Tribune Publishing detected malware on its servers on Friday, sending technology teams scrambling to contain the attack. However, it spread through the company’s network, crippling the news production and printing process for the multiple newspapers that shared Tribune’s platform.
The Los Angeles Times and the San Diego Union Tribune, which Tribune formerly owned, experienced distribution delays for their Saturday editions. The two newspapers were sold to Los Angeles biotech entrepreneur Dr. Patrick Soon-Shiong last June, but they still share several systems, including software.
The Los Angeles Times said that most of its subscribers were still able to receive their Saturday newspapers, though they were late by several hours. Meanwhile, for the San Diego Union Tribune, 85 percent to 90 percent of its Saturday edition was not delivered to subscribers on Saturday morning.
The distribution of The New York Times and The Wall Street Journal were also delayed in Southern California, as they are printed at the Los Angeles Times’ printing plant. The Baltimore Sun, meanwhile, released its Saturday edition without the usual comics and puzzles.
The malware attack did not compromise the credit card information or other personal data of customers, according to Tribune CEO Justin Dearborn.
The purpose of the malware attack remains unclear, though a source familiar with the situation revealed that it appears that the intention was to disable servers, not to steal data, the Los Angeles Times reported. The malware attack may have come from outside the United States, according to the same source, without detailing the evidence that resulted in the allegation.
The threat of malware remains constant. Last month, a study by cybersecurity researchers discovered that Russian hackers are targeting email accounts in the United States and Europe with a new kind of phishing malware. Earlier in December, a report suggested that over 415,000 routers around the world may be affected by malware to enable cryptojacking, which is a scheme where hackers steal the computing power of connected PCs to mine for cryptocurrency.
- Hackers hijack Nest camera, issue fake warning of North Korea missile attack
- Hackers are scoring with ransomware that attacks its previous victims
- What is phishing?

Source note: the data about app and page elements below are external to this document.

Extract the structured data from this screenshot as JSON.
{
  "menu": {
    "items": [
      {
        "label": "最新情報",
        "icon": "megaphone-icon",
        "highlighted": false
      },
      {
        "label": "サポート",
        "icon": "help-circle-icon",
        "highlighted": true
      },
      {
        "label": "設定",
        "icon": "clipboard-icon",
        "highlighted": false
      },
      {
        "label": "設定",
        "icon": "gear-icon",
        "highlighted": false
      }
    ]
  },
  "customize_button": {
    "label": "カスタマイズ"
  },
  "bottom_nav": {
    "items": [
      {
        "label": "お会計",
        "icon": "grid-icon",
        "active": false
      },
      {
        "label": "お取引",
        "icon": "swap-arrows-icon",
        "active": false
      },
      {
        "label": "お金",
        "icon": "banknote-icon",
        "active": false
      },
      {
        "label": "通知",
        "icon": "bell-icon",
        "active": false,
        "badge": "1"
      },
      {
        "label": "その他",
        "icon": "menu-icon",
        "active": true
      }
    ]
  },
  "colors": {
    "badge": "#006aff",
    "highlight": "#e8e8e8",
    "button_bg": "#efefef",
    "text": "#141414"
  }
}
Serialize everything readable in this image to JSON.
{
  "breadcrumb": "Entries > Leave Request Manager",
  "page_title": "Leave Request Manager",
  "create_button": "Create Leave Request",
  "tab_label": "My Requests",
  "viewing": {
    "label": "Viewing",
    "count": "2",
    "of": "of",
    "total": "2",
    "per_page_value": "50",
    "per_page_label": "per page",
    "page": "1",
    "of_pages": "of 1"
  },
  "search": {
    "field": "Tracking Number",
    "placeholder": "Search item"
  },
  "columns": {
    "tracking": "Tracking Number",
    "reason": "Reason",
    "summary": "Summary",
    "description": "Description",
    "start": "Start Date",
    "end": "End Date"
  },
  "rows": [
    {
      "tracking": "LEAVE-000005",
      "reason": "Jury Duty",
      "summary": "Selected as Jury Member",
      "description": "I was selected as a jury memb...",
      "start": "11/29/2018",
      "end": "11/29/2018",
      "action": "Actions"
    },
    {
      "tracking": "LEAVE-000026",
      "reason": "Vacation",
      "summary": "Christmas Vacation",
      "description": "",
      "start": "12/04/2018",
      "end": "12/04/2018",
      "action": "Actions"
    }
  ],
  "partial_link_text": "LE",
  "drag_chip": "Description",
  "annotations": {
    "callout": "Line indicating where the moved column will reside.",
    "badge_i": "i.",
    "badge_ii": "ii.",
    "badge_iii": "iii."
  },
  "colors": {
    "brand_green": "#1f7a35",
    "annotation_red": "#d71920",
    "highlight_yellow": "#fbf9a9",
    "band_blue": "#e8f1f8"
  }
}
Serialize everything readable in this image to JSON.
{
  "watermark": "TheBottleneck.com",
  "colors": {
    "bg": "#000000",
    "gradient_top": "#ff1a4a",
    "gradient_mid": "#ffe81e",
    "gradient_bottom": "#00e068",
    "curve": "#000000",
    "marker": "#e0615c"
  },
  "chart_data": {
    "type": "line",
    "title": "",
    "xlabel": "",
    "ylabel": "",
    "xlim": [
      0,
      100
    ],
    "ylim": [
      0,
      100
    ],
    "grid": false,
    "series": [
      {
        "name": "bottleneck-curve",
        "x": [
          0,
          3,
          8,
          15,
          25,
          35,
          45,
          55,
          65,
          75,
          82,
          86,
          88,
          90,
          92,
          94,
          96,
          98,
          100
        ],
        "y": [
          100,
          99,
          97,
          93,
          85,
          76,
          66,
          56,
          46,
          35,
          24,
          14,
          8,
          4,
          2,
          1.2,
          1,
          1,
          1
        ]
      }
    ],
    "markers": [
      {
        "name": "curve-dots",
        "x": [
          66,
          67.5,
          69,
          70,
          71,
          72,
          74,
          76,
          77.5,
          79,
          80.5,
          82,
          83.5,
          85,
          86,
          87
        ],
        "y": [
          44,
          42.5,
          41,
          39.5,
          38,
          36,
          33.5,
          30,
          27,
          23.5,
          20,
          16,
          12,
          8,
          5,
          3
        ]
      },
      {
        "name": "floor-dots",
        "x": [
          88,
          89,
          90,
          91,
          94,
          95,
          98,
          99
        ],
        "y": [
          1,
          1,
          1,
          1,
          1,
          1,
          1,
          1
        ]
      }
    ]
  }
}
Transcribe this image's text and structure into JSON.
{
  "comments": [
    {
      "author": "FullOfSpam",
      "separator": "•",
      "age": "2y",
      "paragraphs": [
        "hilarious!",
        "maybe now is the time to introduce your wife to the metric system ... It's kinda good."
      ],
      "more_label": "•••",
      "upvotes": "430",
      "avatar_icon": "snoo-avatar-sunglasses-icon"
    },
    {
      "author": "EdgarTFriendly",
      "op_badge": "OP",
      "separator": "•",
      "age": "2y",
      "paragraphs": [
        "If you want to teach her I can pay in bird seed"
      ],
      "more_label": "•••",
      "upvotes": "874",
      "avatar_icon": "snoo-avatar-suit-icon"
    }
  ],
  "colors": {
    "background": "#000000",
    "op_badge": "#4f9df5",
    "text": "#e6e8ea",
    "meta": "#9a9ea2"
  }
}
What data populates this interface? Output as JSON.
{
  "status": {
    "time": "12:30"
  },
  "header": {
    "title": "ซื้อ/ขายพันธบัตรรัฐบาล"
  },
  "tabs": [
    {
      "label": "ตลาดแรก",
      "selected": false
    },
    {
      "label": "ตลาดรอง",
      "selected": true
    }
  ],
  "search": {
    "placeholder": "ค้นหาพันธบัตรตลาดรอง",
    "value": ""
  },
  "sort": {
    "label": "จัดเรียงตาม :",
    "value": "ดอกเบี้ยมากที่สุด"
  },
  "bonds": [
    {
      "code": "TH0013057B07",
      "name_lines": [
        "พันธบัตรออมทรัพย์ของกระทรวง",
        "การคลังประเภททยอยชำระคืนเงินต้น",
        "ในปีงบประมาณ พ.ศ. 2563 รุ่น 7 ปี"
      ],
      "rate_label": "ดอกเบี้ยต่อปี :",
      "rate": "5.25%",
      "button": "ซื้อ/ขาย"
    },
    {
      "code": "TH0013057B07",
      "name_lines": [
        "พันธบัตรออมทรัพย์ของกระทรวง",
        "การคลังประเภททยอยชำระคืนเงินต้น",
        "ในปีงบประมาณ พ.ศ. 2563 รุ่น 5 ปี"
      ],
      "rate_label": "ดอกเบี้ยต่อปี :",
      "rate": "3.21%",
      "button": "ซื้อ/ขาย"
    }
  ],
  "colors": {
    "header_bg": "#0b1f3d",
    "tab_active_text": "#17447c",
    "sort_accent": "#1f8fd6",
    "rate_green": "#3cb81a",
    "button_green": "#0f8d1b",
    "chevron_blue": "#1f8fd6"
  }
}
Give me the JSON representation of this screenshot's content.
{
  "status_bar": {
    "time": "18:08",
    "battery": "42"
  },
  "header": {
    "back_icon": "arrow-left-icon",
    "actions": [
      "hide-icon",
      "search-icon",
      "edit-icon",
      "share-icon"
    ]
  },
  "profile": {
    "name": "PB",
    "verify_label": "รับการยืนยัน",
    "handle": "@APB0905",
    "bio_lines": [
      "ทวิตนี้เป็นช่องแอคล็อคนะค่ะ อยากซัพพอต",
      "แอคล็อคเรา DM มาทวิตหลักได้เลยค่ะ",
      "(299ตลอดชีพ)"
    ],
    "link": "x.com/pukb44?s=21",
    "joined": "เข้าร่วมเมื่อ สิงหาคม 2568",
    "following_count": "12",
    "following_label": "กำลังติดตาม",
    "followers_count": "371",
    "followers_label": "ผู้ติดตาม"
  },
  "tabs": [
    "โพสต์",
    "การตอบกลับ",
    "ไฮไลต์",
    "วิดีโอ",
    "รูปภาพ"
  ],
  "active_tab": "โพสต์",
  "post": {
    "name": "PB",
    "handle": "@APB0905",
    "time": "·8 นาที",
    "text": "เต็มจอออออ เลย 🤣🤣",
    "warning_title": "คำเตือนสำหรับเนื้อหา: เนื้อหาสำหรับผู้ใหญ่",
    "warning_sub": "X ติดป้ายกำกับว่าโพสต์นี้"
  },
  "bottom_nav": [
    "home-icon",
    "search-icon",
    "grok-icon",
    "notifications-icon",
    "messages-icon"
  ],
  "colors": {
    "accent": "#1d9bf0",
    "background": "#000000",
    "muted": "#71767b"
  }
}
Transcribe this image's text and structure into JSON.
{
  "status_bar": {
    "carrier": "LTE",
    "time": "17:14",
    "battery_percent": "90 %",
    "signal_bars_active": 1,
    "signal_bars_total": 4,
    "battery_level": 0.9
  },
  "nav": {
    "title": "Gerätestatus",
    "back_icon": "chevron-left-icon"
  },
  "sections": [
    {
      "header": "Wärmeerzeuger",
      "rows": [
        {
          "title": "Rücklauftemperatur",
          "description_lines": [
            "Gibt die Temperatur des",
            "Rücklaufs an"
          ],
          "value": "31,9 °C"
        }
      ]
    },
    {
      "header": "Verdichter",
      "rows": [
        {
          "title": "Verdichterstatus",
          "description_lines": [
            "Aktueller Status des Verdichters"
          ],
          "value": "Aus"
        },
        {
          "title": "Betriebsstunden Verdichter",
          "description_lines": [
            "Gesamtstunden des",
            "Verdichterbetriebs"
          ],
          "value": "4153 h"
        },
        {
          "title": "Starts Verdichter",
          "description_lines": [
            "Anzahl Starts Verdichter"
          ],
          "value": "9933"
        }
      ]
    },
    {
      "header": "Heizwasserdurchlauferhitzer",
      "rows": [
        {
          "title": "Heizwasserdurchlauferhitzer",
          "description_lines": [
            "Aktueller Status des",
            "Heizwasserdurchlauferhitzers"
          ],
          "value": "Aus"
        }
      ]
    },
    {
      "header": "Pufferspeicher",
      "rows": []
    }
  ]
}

Here’s everything you need to know
- How to protect yourself from cell phone phishing attacks
- Malware attack delays newspaper deliveries across the country